Challenging Minority Rule: Developing AI Standards that Serve the Majority World


This essay considers the emerging transnational governance frameworks for AI that are being developed under the auspices of a handful of powerful regulatory blocs, namely the United States, the European Union, and China, which are best positioned to influence emerging global standards.  It argues that these represent a relatively homogenous set of global interests, and that while attempts to develop binding rules of the road are laudable, the world would be better served if the standard-setting processes represented a more diverse set of stakeholders, and that perspectives from the people of the Global South, otherwise known as the Majority World, should be an essential component to developing new standards to govern the development and deployment of A.I. technologies.

About the Author

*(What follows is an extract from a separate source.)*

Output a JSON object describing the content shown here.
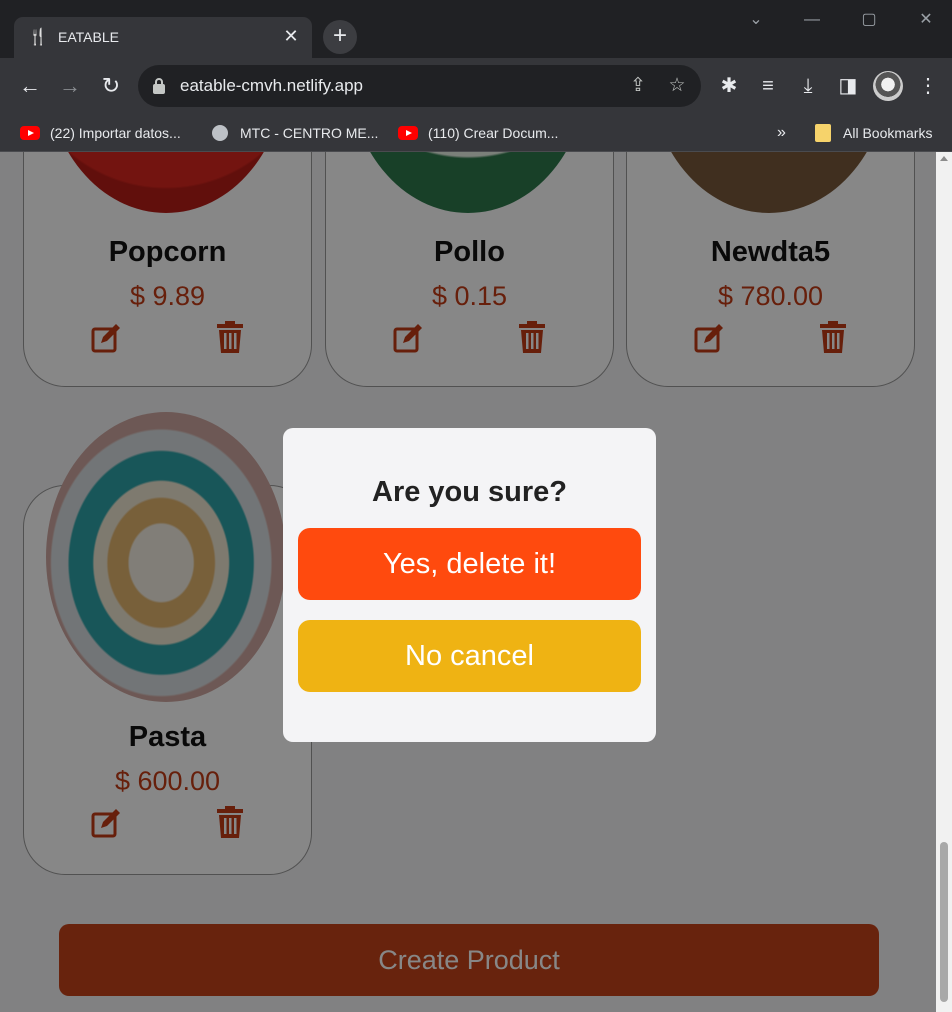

Michael Karanicolas is the Executive Director of the UCLA Institute for Technology Law & Policy, and an affiliated fellow with the Yale Information Society Project. Thanks to Chinmayi Arun, Tomiwa Ilori, Vidushi Marda, Andrew Selbst, Nathan Siegel, and John Villasenor for their helpful comments and support to improve this Essay. All errors are solely the responsibility of the author.